##### EXTRACTED DATA #####

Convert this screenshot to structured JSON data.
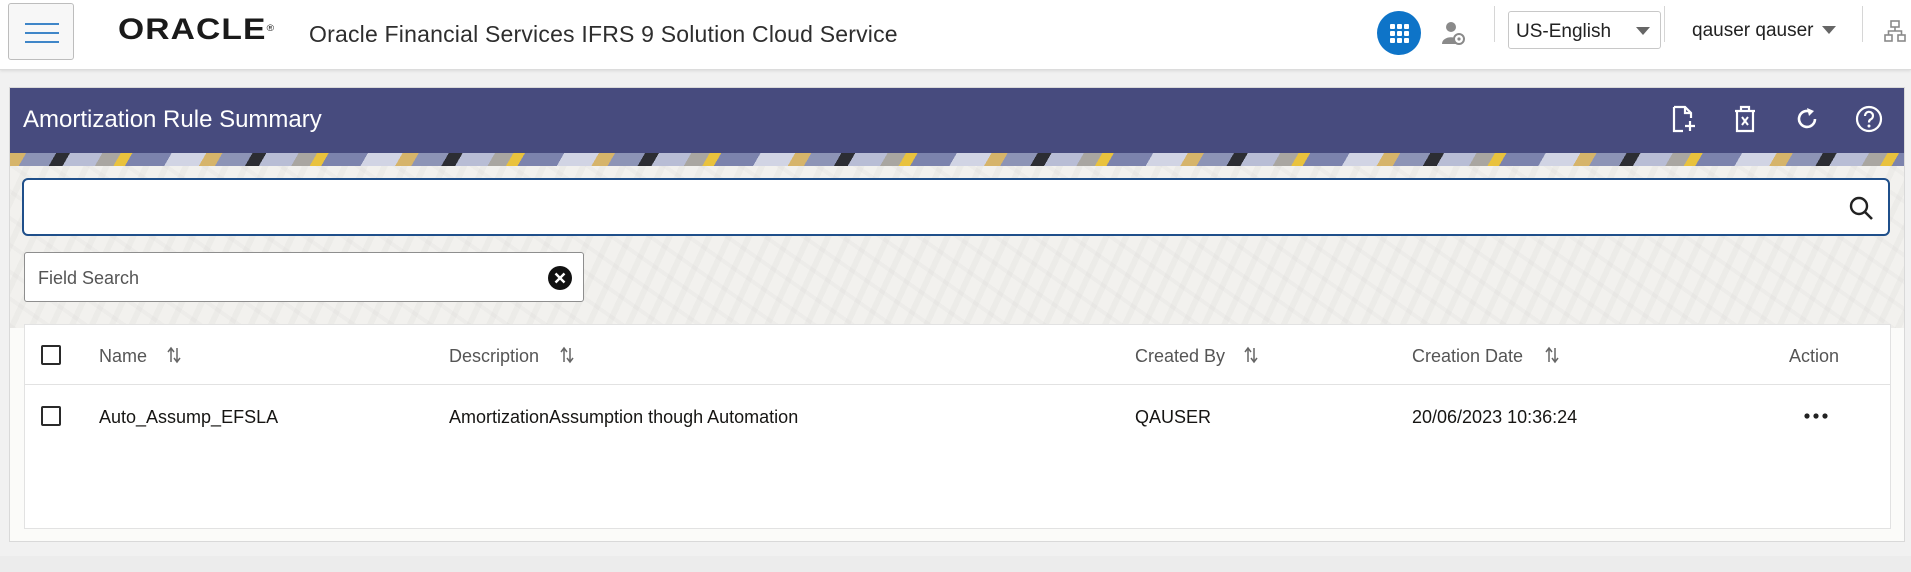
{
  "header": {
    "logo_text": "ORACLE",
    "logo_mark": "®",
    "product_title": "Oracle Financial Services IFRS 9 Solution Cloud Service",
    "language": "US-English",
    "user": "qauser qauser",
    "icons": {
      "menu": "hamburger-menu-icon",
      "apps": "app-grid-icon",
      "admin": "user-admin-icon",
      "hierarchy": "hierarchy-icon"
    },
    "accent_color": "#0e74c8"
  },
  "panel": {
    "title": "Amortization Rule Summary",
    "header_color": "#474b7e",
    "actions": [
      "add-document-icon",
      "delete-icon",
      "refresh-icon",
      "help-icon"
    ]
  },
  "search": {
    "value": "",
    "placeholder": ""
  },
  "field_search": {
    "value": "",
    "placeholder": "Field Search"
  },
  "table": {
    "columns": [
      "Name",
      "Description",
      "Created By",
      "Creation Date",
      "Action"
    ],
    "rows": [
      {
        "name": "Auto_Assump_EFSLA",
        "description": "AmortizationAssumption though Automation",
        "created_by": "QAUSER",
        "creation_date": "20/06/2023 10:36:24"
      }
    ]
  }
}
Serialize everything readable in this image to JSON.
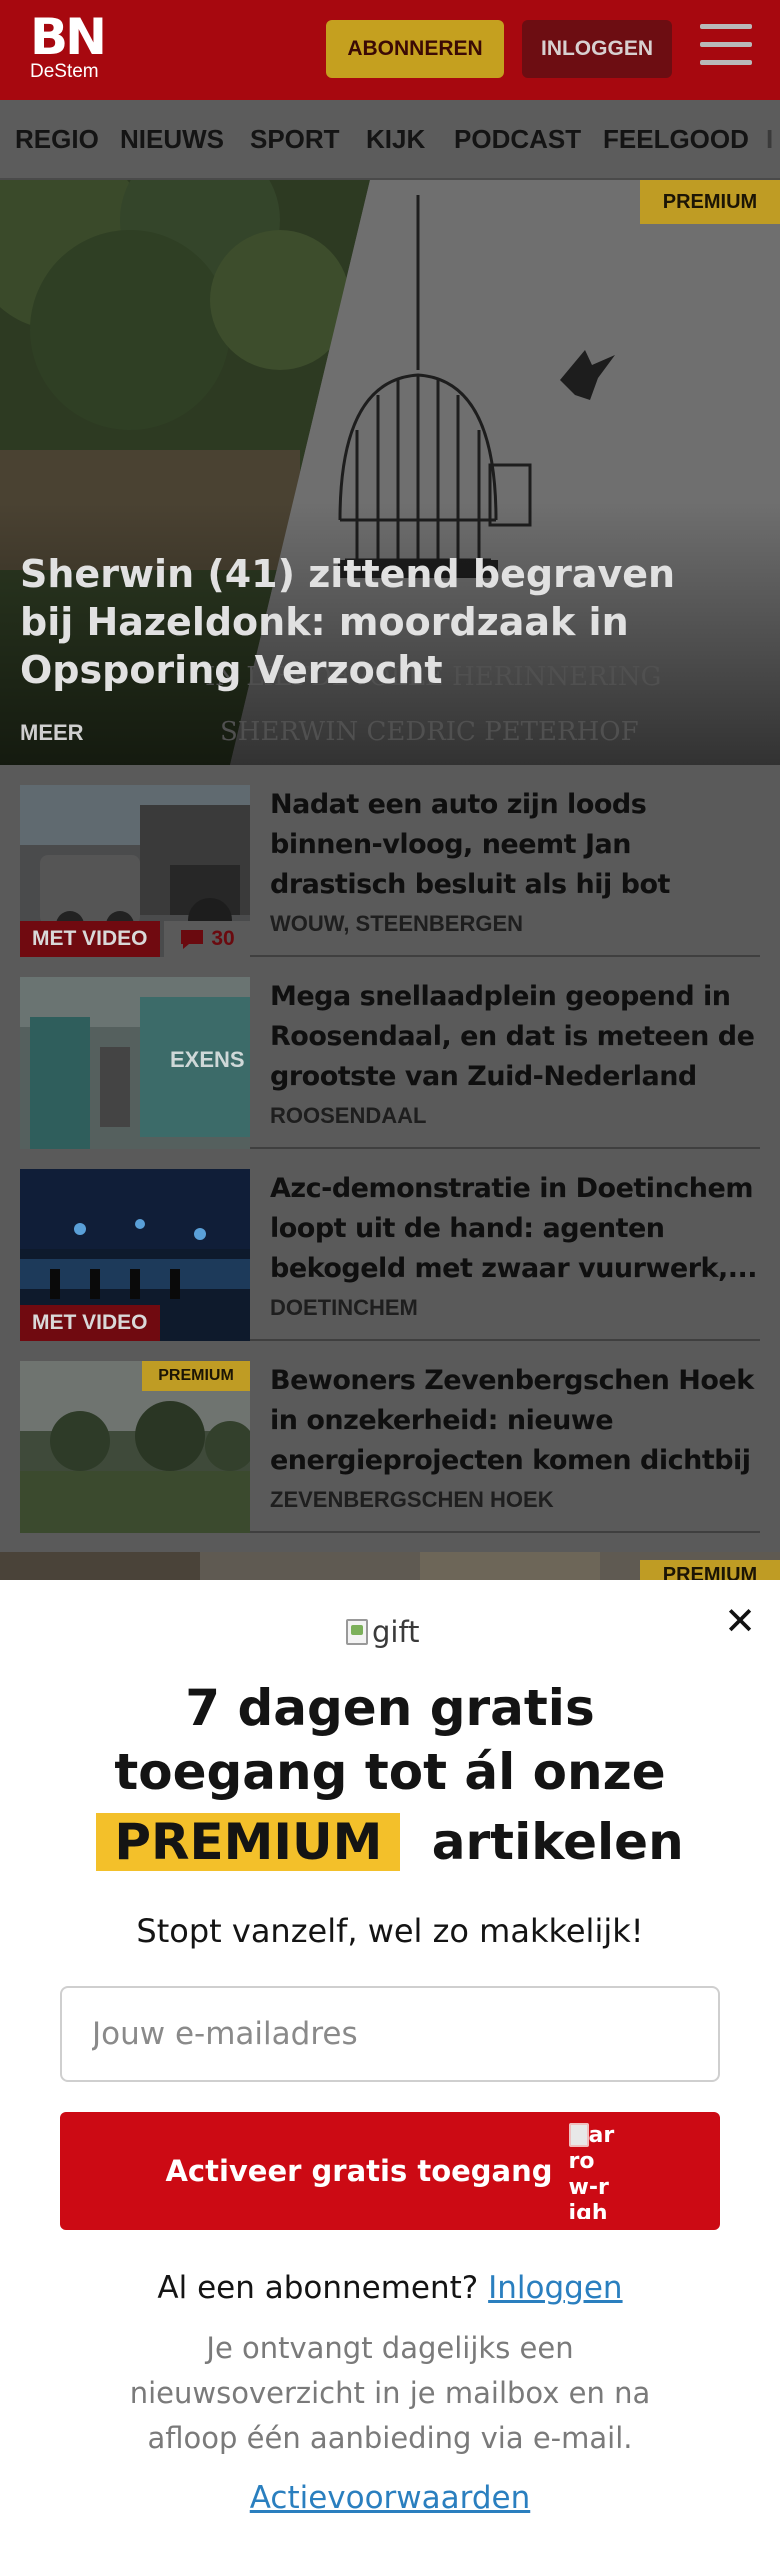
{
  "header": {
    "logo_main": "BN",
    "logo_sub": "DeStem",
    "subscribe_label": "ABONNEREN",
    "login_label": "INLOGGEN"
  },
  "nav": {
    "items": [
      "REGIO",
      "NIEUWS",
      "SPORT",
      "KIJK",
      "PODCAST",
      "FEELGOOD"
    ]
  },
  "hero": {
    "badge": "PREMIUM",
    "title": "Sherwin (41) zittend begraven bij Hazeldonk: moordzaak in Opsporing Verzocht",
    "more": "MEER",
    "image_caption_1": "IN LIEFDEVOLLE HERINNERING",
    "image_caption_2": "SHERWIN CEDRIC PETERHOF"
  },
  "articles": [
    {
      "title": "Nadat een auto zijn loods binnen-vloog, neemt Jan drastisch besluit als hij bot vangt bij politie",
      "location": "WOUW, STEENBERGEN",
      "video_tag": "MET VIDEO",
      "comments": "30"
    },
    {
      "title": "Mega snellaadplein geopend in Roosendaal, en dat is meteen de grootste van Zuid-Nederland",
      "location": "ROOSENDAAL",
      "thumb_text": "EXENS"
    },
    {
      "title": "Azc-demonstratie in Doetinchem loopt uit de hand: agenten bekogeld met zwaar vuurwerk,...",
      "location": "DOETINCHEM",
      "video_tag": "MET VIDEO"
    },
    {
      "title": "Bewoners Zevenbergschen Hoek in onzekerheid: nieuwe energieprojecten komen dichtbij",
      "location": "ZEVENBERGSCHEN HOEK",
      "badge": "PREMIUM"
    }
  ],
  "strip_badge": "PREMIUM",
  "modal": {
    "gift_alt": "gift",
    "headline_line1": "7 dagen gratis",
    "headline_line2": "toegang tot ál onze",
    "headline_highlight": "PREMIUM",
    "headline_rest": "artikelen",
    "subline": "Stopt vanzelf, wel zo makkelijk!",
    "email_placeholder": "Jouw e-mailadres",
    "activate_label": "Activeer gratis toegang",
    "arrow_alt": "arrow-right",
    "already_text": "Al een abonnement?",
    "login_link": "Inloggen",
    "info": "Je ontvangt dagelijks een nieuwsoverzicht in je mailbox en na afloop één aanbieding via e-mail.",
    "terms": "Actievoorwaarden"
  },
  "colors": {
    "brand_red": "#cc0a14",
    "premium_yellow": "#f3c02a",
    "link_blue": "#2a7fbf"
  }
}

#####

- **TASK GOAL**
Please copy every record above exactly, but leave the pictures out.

- **ANSWER TO THIS TASK**
Convert this screenshot to structured JSON data.
{
  "header": {
    "logo_text": "ORACLE",
    "logo_mark": "®",
    "product_title": "Oracle Financial Services IFRS 9 Solution Cloud Service",
    "language": "US-English",
    "user": "qauser qauser",
    "icons": {
      "menu": "hamburger-menu-icon",
      "apps": "app-grid-icon",
      "admin": "user-admin-icon",
      "hierarchy": "hierarchy-icon"
    },
    "accent_color": "#0e74c8"
  },
  "panel": {
    "title": "Amortization Rule Summary",
    "header_color": "#474b7e",
    "actions": [
      "add-document-icon",
      "delete-icon",
      "refresh-icon",
      "help-icon"
    ]
  },
  "search": {
    "value": "",
    "placeholder": ""
  },
  "field_search": {
    "value": "",
    "placeholder": "Field Search"
  },
  "table": {
    "columns": [
      "Name",
      "Description",
      "Created By",
      "Creation Date",
      "Action"
    ],
    "rows": [
      {
        "name": "Auto_Assump_EFSLA",
        "description": "AmortizationAssumption though Automation",
        "created_by": "QAUSER",
        "creation_date": "20/06/2023 10:36:24"
      }
    ]
  }
}
Serialize everything readable in this image to JSON.
{
  "header": {
    "logo_main": "BN",
    "logo_sub": "DeStem",
    "subscribe_label": "ABONNEREN",
    "login_label": "INLOGGEN"
  },
  "nav": {
    "items": [
      "REGIO",
      "NIEUWS",
      "SPORT",
      "KIJK",
      "PODCAST",
      "FEELGOOD"
    ]
  },
  "hero": {
    "badge": "PREMIUM",
    "title": "Sherwin (41) zittend begraven bij Hazeldonk: moordzaak in Opsporing Verzocht",
    "more": "MEER",
    "image_caption_1": "IN LIEFDEVOLLE HERINNERING",
    "image_caption_2": "SHERWIN CEDRIC PETERHOF"
  },
  "articles": [
    {
      "title": "Nadat een auto zijn loods binnen-vloog, neemt Jan drastisch besluit als hij bot vangt bij politie",
      "location": "WOUW, STEENBERGEN",
      "video_tag": "MET VIDEO",
      "comments": "30"
    },
    {
      "title": "Mega snellaadplein geopend in Roosendaal, en dat is meteen de grootste van Zuid-Nederland",
      "location": "ROOSENDAAL",
      "thumb_text": "EXENS"
    },
    {
      "title": "Azc-demonstratie in Doetinchem loopt uit de hand: agenten bekogeld met zwaar vuurwerk,...",
      "location": "DOETINCHEM",
      "video_tag": "MET VIDEO"
    },
    {
      "title": "Bewoners Zevenbergschen Hoek in onzekerheid: nieuwe energieprojecten komen dichtbij",
      "location": "ZEVENBERGSCHEN HOEK",
      "badge": "PREMIUM"
    }
  ],
  "strip_badge": "PREMIUM",
  "modal": {
    "gift_alt": "gift",
    "headline_line1": "7 dagen gratis",
    "headline_line2": "toegang tot ál onze",
    "headline_highlight": "PREMIUM",
    "headline_rest": "artikelen",
    "subline": "Stopt vanzelf, wel zo makkelijk!",
    "email_placeholder": "Jouw e-mailadres",
    "activate_label": "Activeer gratis toegang",
    "arrow_alt": "arrow-right",
    "already_text": "Al een abonnement?",
    "login_link": "Inloggen",
    "info": "Je ontvangt dagelijks een nieuwsoverzicht in je mailbox en na afloop één aanbieding via e-mail.",
    "terms": "Actievoorwaarden"
  },
  "colors": {
    "brand_red": "#cc0a14",
    "premium_yellow": "#f3c02a",
    "link_blue": "#2a7fbf"
  }
}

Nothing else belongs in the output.